However, the study - European Grocery Retailers 2009 - says that both trends have now reversed and, coupled with the increased pressure from discounter chains such as Aldi and LDL, will lead to significant easing in grocery prices in Europe this year.
"While grocers are to a certain extent insulated against the downturn that is severely hurting the rest of the retail sector, the effects of the credit crunch and the onset of the global recession will still be felt across the European grocery market," said Daniel Lucht, European retail analyst at Verdict.
Several grocers have suffered declining sales growth of their organic ranges, says the report, while non-food ranges are no longer pulling in customers as they used to and their is a slump in demand for home-related product.

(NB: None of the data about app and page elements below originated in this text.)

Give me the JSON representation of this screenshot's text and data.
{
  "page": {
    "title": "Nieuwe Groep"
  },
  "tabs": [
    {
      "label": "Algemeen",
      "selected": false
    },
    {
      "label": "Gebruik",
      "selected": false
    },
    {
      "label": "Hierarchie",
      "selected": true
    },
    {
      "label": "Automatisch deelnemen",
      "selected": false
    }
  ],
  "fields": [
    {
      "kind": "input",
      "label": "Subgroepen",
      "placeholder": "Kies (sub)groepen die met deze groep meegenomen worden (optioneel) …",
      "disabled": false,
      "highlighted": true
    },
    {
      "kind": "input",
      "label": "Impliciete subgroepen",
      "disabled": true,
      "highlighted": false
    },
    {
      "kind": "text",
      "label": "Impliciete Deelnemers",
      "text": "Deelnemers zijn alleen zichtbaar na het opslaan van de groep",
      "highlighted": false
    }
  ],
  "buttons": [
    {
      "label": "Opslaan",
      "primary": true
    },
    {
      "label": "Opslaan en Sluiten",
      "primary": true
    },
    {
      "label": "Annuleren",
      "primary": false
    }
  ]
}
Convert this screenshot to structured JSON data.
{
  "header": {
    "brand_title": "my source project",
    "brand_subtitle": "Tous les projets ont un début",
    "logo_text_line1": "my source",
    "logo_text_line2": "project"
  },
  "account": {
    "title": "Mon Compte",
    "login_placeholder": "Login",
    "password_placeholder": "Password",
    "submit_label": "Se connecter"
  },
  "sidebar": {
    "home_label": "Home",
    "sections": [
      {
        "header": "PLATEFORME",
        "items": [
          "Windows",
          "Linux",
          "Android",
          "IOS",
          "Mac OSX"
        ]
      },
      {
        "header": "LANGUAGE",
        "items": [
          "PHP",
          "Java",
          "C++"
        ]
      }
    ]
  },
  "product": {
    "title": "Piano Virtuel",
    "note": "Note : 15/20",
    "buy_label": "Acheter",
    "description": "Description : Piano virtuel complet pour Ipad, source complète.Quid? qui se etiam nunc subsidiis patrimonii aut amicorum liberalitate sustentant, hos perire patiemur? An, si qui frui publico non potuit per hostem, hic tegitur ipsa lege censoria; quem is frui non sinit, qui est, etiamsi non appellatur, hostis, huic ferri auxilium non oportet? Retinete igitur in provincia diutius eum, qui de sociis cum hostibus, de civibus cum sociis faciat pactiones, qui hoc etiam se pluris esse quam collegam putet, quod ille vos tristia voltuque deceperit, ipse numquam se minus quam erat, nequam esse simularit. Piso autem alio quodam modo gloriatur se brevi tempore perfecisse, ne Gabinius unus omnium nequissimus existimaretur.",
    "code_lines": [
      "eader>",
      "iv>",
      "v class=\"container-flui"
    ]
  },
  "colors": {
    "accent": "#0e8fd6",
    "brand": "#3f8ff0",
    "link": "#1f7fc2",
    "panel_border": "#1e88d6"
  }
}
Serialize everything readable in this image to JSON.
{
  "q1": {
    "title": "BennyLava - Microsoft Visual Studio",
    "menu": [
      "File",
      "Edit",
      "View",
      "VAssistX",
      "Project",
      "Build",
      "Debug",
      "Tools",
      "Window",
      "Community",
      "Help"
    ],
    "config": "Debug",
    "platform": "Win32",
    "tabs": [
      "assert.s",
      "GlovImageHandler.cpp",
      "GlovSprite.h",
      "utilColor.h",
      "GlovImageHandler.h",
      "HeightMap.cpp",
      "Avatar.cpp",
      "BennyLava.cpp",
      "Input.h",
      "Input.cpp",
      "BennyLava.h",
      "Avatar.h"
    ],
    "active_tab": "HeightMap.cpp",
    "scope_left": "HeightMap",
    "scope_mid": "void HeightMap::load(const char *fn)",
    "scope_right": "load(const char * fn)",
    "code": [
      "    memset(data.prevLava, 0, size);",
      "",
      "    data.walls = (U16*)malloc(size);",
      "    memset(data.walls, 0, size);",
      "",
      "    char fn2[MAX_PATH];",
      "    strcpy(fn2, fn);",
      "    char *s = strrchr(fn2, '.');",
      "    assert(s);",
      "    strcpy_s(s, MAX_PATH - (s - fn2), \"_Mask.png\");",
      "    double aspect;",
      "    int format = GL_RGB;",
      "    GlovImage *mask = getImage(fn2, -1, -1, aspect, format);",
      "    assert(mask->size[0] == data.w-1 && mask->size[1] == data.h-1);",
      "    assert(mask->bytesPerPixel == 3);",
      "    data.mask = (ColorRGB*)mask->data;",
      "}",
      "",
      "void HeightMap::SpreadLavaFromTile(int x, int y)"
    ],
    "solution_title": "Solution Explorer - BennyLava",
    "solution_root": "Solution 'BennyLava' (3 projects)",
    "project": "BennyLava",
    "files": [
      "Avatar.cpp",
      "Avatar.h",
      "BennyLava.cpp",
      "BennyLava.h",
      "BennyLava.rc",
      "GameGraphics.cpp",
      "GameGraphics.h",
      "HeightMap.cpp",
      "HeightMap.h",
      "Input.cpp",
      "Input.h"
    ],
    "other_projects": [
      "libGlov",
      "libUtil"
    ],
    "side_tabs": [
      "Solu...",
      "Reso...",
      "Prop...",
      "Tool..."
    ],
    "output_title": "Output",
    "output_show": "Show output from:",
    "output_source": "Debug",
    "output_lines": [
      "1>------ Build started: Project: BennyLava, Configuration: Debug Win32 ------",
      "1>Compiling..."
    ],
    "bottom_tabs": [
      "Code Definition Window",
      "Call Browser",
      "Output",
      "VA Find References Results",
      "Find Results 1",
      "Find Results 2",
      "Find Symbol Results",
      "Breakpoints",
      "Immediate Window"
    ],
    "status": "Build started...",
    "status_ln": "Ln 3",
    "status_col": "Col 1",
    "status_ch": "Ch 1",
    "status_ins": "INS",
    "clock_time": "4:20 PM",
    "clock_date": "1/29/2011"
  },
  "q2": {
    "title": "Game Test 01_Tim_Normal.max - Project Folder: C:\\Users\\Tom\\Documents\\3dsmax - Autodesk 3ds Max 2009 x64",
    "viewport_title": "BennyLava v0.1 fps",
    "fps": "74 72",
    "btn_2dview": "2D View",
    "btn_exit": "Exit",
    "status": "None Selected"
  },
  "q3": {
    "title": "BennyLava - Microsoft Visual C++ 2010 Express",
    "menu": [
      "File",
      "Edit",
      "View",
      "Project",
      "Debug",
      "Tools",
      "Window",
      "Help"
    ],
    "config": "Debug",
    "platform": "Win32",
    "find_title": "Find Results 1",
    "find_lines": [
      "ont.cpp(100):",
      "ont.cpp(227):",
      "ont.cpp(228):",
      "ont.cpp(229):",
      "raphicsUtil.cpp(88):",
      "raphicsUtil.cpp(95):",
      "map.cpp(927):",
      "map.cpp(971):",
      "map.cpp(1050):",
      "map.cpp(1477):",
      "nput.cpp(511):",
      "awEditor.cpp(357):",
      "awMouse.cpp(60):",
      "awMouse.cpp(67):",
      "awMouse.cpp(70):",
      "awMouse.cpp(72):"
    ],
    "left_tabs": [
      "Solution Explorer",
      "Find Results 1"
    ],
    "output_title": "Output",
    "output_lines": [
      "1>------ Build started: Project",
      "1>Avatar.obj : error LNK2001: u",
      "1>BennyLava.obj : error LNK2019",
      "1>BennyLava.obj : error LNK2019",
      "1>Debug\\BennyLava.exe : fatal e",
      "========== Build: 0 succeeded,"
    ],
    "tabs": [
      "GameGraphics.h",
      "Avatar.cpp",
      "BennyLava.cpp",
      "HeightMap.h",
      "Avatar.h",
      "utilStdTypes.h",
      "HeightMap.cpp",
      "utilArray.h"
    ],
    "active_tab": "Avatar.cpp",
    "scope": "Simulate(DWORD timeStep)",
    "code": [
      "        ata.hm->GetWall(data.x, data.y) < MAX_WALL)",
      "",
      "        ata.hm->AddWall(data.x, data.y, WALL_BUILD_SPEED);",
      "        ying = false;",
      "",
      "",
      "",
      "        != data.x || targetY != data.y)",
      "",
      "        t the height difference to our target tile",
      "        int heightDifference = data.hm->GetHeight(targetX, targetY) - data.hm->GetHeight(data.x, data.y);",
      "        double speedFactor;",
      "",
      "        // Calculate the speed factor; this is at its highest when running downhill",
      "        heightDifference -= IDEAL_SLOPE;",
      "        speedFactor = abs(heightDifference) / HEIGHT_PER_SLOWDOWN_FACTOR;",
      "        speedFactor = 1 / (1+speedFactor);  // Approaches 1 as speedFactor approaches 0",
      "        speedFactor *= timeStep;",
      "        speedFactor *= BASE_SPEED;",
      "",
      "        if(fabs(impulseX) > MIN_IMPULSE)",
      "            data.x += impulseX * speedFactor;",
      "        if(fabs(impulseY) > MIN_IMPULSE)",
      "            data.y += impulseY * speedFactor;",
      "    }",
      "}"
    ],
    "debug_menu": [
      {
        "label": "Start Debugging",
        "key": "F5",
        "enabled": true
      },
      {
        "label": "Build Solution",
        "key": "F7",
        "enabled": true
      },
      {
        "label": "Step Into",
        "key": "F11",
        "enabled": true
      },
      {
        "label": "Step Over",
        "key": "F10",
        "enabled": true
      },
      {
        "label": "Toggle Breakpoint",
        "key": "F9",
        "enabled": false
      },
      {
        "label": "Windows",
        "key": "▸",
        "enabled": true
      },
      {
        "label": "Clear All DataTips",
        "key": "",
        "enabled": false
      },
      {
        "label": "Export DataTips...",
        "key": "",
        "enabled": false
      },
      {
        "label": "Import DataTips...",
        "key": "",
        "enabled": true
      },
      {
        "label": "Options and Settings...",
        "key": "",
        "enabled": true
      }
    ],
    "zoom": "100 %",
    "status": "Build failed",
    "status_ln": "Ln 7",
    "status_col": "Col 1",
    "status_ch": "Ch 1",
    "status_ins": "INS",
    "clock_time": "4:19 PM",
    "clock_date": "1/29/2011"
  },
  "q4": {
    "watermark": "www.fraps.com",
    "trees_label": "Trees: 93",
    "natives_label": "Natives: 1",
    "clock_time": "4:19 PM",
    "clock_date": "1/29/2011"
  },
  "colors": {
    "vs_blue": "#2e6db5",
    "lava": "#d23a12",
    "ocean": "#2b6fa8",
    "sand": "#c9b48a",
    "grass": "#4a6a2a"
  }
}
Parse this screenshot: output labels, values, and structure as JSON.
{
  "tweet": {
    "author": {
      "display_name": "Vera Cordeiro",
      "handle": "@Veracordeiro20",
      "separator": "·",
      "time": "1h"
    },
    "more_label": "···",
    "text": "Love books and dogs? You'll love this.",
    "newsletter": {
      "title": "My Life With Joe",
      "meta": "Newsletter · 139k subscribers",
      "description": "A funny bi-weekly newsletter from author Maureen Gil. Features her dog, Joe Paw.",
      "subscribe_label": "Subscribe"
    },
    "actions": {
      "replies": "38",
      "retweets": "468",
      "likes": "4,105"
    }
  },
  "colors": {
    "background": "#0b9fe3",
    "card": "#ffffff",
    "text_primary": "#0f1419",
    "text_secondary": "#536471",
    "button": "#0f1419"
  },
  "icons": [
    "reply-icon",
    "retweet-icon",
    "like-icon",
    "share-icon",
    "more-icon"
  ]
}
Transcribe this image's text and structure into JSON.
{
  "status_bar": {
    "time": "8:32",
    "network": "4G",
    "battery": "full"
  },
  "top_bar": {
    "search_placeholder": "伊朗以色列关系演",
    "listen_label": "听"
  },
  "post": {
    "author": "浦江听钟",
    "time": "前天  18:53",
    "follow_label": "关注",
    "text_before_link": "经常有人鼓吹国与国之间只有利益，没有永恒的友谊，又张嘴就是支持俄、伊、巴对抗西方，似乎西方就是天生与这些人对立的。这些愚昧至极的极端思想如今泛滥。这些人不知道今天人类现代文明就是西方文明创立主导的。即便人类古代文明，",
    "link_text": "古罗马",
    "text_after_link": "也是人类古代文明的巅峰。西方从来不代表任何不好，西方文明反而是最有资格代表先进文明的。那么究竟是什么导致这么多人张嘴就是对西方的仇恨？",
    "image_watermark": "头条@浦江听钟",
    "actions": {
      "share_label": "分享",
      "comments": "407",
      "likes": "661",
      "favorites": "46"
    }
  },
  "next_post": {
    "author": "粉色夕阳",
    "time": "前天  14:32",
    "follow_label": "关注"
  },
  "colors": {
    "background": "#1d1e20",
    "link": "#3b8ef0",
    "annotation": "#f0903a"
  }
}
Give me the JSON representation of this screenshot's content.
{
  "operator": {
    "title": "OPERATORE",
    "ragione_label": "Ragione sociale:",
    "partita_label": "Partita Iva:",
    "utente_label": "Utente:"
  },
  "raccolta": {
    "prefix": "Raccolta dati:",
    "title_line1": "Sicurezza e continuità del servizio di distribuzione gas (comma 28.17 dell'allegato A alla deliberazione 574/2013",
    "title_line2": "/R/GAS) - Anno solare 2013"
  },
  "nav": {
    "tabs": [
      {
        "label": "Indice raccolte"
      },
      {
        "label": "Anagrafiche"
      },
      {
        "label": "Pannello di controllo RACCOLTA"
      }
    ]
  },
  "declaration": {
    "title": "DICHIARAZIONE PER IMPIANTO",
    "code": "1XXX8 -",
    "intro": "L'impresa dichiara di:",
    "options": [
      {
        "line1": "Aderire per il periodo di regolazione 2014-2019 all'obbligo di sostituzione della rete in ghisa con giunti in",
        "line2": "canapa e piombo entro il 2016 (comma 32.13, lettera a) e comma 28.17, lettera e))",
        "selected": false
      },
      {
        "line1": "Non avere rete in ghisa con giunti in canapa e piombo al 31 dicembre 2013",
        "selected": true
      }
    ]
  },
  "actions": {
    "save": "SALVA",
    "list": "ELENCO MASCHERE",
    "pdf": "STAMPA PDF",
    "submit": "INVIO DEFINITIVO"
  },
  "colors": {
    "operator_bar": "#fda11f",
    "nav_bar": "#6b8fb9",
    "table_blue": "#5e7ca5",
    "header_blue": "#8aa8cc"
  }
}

Marketing activity and investments such as store refurbishment have been put on the back burner.
However, despite this Verdict believes that there are still opportunities in the market. Significant chances lie in ramping up private label development, gaining more effciencies in buying and supply chains, cutting unnecessary costs, lateral diversification and in green retailing.
In the post credit crunch era, the report says that organics will be one of the first sectors to bounce back.
"Retailers with the necessary financial muscle should not let this crisis go to waste without emerging far stronger from it," said the report's author, Simon Chinn.